> [Exercise objective]
Return only those lines of the material that contain "tagline".

> [Material shown]
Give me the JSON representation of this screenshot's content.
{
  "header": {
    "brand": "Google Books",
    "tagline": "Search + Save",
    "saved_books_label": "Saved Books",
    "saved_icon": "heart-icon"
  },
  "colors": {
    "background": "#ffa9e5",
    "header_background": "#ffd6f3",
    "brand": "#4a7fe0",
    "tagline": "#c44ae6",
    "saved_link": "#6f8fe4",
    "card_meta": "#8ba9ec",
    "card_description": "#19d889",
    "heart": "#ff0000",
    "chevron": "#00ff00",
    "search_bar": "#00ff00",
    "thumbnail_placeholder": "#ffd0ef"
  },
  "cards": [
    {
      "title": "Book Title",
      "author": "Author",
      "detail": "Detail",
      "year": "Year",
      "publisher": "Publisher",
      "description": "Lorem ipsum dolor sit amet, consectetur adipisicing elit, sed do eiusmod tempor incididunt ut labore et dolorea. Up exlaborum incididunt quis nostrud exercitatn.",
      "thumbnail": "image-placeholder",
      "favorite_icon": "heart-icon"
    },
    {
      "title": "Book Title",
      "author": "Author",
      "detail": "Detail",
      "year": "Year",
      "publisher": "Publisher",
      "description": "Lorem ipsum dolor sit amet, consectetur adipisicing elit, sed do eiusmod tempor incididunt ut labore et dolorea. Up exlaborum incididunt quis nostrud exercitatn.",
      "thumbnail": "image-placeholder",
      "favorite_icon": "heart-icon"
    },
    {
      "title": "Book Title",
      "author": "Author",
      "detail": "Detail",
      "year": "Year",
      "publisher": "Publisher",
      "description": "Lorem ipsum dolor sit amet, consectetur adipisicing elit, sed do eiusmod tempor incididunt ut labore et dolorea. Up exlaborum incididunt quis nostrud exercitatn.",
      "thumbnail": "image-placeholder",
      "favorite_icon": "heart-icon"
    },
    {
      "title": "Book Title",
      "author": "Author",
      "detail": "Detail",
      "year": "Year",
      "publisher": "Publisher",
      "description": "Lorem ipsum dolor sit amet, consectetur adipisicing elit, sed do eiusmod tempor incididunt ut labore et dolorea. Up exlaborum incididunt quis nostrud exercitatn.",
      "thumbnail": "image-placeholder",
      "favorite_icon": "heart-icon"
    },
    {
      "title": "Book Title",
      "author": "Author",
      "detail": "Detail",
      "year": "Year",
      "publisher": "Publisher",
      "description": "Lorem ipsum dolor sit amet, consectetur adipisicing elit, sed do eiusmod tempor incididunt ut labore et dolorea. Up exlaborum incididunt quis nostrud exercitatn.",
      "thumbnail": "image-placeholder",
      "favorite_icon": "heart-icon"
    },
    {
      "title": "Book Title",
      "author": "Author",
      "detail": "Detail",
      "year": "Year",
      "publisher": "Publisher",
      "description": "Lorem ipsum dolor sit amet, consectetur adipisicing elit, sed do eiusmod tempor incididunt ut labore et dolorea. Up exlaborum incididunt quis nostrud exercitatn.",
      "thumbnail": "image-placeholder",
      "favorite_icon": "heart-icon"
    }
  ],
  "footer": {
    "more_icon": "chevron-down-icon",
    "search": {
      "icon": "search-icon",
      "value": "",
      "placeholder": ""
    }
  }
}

> [Answer area]
    "tagline": "Search + Save",
    "tagline": "#c44ae6",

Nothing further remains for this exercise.